US trade deficit shrinks on rising exports

WASHINGTON • A bump in US exports helped shrink America's yawning trade deficit in July while imports from China continued to fall amid the two nations' trade war, government data showed yesterday.

The relatively steady deficit comes as hopes for a near-term resolution to the United States-China conflict slide out of view.

The US trade gap narrowed by 2.7 per cent to US$54 billion (S$75 billion), the largest drop in five months, as the US exported more vehicles, medication, aircraft and oil drilling equipment, said the Commerce Department.

The July dip could support gross domestic product growth at the start of the third quarter. However, economists had been expecting an even bigger deficit decline. Imports from China, the prime target of US President Donald Trump's multi-pronged trade offensive launched last year, fell 1.9 per cent to US$39 billion, their lowest level since April.

Mexico and the European Union appeared to have picked up some of the slack as the US deficit with both markets continued to rise.

The deficit, which is the difference between what the US exports and imports, has widened so far this year by more than 8 per cent.

Weak commodity prices hit US exports for the month. Meanwhile, US imports of services, such as tourism and software royalties, hit a record US$49.6 billion, eating into an area where the US normally enjoys a healthy surplus.
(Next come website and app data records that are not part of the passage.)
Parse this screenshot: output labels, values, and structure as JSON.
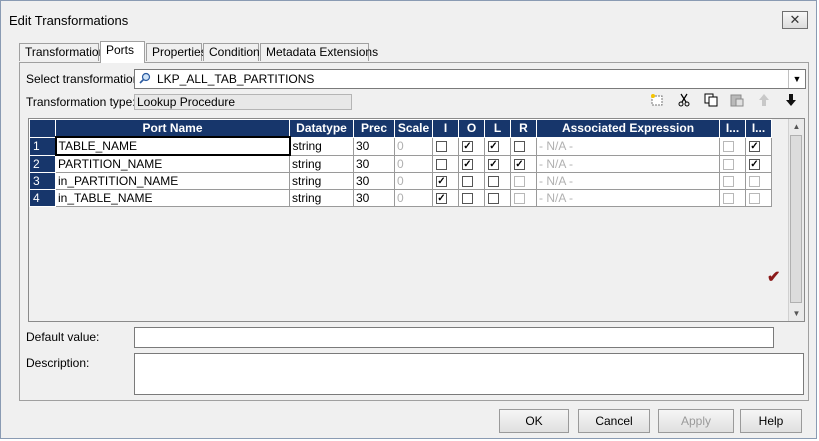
{
  "window": {
    "title": "Edit Transformations",
    "close_glyph": "✕"
  },
  "tabs": [
    {
      "label": "Transformation"
    },
    {
      "label": "Ports"
    },
    {
      "label": "Properties"
    },
    {
      "label": "Condition"
    },
    {
      "label": "Metadata Extensions"
    }
  ],
  "active_tab": "Ports",
  "select_transformation": {
    "label": "Select transformation:",
    "value": "LKP_ALL_TAB_PARTITIONS",
    "icon": "lookup-icon"
  },
  "transformation_type": {
    "label": "Transformation type:",
    "value": "Lookup Procedure"
  },
  "toolbar": {
    "icons": [
      "new-port-icon",
      "cut-icon",
      "copy-icon",
      "paste-icon",
      "move-up-icon",
      "move-down-icon"
    ]
  },
  "ports_table": {
    "columns": [
      "Port Name",
      "Datatype",
      "Prec",
      "Scale",
      "I",
      "O",
      "L",
      "R",
      "Associated Expression",
      "I...",
      "I..."
    ],
    "rows": [
      {
        "num": "1",
        "name": "TABLE_NAME",
        "datatype": "string",
        "prec": "30",
        "scale": "0",
        "I": false,
        "O": true,
        "L": true,
        "R": false,
        "assoc": "- N/A -",
        "c1": false,
        "c2": true
      },
      {
        "num": "2",
        "name": "PARTITION_NAME",
        "datatype": "string",
        "prec": "30",
        "scale": "0",
        "I": false,
        "O": true,
        "L": true,
        "R": true,
        "assoc": "- N/A -",
        "c1": false,
        "c2": true
      },
      {
        "num": "3",
        "name": "in_PARTITION_NAME",
        "datatype": "string",
        "prec": "30",
        "scale": "0",
        "I": true,
        "O": false,
        "L": false,
        "R": false,
        "assoc": "- N/A -",
        "c1": false,
        "c2": false
      },
      {
        "num": "4",
        "name": "in_TABLE_NAME",
        "datatype": "string",
        "prec": "30",
        "scale": "0",
        "I": true,
        "O": false,
        "L": false,
        "R": false,
        "assoc": "- N/A -",
        "c1": false,
        "c2": false
      }
    ]
  },
  "default_value": {
    "label": "Default value:",
    "value": ""
  },
  "description": {
    "label": "Description:",
    "value": ""
  },
  "buttons": {
    "ok": "OK",
    "cancel": "Cancel",
    "apply": "Apply",
    "help": "Help"
  },
  "colors": {
    "header_bg": "#17366b",
    "accent_check": "#8b1a1a"
  }
}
A version of this article appeared in the print edition of The Straits Times on September 05, 2019, with the headline 'US trade deficit shrinks on rising exports'. Print Edition | Subscribe